What is a Slot?

A slot is a narrow opening or groove in something, such as the one that a letter or postcard goes into when you put it in a mailbox. A slot can also refer to a particular position or arrangement of symbols on a video screen. The term is often used in reference to online slots, but it can also apply to traditional land-based machines. A variety of slot games are available at casinos, and they come in a wide range of themes. Some are free to play, while others require a deposit.

A casino slot game is a computerized game that accepts paper tickets with barcodes or cash, and then displays a series of reels that spin to rearrange the symbols when the machine is activated by the lever or button (either physical or on a touchscreen). If the player matches a winning combination of symbols, he or she earns credits based on the paytable. The number of symbols varies from game to game, but classics include fruits, bells, and stylized lucky sevens. Most slot games have a theme, and the symbols are aligned with that theme.

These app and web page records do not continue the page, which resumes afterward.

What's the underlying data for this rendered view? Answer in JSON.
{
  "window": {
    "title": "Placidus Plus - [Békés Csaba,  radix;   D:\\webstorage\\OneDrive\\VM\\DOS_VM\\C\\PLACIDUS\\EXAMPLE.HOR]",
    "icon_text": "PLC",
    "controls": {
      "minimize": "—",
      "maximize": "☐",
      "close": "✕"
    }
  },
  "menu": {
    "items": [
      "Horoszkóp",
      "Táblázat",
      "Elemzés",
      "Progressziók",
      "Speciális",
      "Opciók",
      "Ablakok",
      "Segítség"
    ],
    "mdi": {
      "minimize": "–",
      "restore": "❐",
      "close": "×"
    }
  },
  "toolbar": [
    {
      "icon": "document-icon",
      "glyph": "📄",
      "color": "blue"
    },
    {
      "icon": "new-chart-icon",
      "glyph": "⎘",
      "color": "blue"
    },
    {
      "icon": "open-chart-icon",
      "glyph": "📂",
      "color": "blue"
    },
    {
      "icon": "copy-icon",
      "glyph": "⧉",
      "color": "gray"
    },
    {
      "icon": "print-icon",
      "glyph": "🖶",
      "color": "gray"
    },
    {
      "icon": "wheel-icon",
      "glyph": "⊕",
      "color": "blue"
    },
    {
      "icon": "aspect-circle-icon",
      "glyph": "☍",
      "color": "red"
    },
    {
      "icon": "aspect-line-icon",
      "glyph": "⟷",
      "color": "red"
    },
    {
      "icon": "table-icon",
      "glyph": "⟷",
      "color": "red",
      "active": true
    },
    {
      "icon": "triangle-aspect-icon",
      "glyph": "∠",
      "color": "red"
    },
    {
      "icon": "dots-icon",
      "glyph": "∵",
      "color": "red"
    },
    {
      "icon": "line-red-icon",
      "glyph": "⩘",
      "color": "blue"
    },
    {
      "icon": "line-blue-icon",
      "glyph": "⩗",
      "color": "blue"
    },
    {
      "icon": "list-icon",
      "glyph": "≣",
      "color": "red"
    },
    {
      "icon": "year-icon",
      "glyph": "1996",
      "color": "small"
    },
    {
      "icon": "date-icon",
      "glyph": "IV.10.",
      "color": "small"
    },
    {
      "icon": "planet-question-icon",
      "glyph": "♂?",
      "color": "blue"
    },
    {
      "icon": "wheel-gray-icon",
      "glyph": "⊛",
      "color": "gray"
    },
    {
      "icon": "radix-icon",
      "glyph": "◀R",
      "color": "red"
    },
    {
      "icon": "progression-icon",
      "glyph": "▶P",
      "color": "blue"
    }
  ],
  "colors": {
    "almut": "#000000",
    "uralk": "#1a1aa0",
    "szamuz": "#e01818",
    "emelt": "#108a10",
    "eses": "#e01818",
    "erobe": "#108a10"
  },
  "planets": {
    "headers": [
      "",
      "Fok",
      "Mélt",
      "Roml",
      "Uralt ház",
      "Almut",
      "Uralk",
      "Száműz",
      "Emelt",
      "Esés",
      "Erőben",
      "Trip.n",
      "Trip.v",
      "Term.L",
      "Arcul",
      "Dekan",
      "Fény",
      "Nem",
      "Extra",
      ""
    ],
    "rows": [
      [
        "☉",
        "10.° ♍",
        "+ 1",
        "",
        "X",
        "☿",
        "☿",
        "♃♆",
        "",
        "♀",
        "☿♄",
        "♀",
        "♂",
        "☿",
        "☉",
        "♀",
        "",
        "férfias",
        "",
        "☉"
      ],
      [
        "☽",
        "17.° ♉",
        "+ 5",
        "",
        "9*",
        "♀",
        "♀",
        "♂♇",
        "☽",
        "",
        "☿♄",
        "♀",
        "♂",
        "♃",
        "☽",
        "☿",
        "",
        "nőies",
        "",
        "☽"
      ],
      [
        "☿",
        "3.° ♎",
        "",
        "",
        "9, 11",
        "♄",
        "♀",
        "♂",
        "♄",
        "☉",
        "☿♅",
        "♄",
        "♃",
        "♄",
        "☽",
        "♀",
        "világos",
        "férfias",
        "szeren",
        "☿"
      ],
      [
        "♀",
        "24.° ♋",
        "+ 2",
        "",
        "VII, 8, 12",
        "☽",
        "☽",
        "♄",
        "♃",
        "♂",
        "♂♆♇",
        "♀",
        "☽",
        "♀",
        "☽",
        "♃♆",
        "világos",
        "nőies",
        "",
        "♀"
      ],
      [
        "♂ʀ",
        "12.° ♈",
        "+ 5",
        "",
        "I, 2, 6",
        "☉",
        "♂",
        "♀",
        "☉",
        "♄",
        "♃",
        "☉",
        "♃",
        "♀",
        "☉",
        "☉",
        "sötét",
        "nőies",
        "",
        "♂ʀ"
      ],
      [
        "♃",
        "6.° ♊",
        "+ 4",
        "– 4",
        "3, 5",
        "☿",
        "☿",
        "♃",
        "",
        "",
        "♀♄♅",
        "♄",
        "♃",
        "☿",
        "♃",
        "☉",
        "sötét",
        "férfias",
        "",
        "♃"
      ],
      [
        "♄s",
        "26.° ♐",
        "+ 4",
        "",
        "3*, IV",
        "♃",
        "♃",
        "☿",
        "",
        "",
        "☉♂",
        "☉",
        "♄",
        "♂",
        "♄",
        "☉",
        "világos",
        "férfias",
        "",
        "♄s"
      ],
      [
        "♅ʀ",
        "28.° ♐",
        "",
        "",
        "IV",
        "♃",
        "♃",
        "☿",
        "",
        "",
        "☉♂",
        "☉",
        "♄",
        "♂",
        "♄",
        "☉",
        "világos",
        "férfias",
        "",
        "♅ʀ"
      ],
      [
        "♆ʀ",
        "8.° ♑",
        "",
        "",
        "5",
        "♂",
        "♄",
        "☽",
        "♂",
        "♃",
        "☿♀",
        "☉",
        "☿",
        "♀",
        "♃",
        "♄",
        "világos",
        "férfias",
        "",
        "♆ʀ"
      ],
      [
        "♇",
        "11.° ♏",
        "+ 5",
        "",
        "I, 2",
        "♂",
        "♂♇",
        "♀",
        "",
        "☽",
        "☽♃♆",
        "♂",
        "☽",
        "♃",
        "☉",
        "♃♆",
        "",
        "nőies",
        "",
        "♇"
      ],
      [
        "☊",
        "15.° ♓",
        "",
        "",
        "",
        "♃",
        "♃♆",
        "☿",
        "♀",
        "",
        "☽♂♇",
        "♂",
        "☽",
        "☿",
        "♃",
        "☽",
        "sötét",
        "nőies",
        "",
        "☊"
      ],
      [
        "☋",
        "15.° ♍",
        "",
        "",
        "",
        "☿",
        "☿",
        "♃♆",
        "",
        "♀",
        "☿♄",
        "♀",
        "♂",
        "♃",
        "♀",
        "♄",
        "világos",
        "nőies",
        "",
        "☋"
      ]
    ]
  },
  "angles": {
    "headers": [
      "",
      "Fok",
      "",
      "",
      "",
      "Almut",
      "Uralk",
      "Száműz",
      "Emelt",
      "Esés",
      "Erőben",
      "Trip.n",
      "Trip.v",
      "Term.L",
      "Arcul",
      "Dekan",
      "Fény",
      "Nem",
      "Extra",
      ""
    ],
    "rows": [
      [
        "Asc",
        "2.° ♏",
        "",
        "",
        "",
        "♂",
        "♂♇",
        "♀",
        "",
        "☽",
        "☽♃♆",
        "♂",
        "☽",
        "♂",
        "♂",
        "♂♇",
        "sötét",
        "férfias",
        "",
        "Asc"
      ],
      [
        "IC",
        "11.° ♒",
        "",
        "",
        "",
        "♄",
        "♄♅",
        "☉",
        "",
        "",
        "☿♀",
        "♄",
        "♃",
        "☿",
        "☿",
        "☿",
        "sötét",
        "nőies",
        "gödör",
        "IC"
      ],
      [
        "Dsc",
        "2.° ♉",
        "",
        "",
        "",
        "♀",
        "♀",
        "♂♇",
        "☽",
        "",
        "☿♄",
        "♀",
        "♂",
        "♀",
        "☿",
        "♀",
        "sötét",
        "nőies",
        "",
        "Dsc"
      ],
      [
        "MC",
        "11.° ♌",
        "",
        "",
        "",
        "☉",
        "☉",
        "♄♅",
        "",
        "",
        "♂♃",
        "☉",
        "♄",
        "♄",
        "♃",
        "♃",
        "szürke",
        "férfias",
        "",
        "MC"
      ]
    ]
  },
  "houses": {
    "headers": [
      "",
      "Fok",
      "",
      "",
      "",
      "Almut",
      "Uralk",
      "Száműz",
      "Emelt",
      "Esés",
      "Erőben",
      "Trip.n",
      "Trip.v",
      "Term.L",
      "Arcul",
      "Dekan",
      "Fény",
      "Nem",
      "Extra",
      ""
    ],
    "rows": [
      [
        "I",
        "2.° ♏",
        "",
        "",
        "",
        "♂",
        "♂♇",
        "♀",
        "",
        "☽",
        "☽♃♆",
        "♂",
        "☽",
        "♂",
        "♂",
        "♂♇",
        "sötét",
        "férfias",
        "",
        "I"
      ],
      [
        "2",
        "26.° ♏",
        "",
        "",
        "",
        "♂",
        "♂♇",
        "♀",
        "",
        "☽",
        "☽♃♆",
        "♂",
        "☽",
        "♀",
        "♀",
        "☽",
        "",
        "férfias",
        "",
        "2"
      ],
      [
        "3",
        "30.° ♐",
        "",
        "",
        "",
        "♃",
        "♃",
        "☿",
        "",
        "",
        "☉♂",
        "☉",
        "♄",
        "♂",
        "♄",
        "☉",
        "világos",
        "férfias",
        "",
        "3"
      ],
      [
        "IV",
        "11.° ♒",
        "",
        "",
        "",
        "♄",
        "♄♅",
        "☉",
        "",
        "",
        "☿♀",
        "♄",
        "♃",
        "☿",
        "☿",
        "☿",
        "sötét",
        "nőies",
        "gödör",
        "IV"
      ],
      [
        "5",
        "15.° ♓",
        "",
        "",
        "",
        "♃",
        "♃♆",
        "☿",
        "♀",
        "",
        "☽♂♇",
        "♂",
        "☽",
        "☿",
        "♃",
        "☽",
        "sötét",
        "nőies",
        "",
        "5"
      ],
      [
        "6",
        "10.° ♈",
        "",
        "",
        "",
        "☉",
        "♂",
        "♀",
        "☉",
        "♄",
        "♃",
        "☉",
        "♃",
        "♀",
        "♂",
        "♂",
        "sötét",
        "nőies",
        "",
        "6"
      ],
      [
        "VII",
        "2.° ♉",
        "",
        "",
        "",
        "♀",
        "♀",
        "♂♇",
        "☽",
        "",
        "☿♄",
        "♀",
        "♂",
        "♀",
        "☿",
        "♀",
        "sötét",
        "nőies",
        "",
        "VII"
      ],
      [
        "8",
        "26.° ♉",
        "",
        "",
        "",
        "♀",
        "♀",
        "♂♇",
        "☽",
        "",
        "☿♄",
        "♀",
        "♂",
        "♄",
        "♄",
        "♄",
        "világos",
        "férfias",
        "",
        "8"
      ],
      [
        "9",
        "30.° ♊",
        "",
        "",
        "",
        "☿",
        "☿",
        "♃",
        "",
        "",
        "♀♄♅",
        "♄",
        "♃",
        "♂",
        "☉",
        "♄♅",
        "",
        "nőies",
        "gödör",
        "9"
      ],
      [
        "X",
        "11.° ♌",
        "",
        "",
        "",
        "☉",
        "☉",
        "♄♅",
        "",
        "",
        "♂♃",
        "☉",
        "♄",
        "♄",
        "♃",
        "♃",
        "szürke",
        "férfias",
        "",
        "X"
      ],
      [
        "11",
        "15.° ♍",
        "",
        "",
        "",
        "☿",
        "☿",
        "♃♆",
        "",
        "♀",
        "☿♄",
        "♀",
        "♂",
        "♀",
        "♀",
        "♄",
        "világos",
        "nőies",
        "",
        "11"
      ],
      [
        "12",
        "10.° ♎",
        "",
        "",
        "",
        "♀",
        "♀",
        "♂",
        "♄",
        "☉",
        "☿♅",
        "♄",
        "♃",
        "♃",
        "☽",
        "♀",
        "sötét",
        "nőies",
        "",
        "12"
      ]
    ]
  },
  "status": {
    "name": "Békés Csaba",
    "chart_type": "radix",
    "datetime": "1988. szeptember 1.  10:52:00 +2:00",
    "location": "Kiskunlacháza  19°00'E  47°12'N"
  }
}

In the context of aircraft operations, a slot is an authorization to take off or land at an airport during a specific time period. Air traffic controllers use slots to manage extremely busy airports and prevent repeated delays caused by too many flights trying to take off or land at the same time.

There are many factors to consider when playing slots, including the type of machine you choose and how much you bet per spin. Regardless of how you play, it is important to set a budget in advance and stick to it. It is also crucial to remember that every spin is random, and you cannot predict whether you will win or lose. Lastly, it is recommended to avoid gambling under the influence of alcohol or drugs, as this can impair your ability to make sound decisions.

When a slot machine is activated, the computer uses the RNG to generate a sequence of numbers that corresponds to the positions on the reels. This number sequence is then compared to the pattern of winning symbols on the paytable to determine if the current spin is a winner. The computer then causes the reels to stop at their respective placements.

While it is common for gamblers to believe that they are “due” to win, legitimate slot machines and online versions of the game are always random. This means that no spin can be predicted based on previous results, and there is no way to know when a machine will be ready to pay out. Many gamblers believe that they are “due” to hit a jackpot after losing several spins, but this is untrue. In fact, gambling experts agree that the odds of winning a jackpot are about one in 100,000.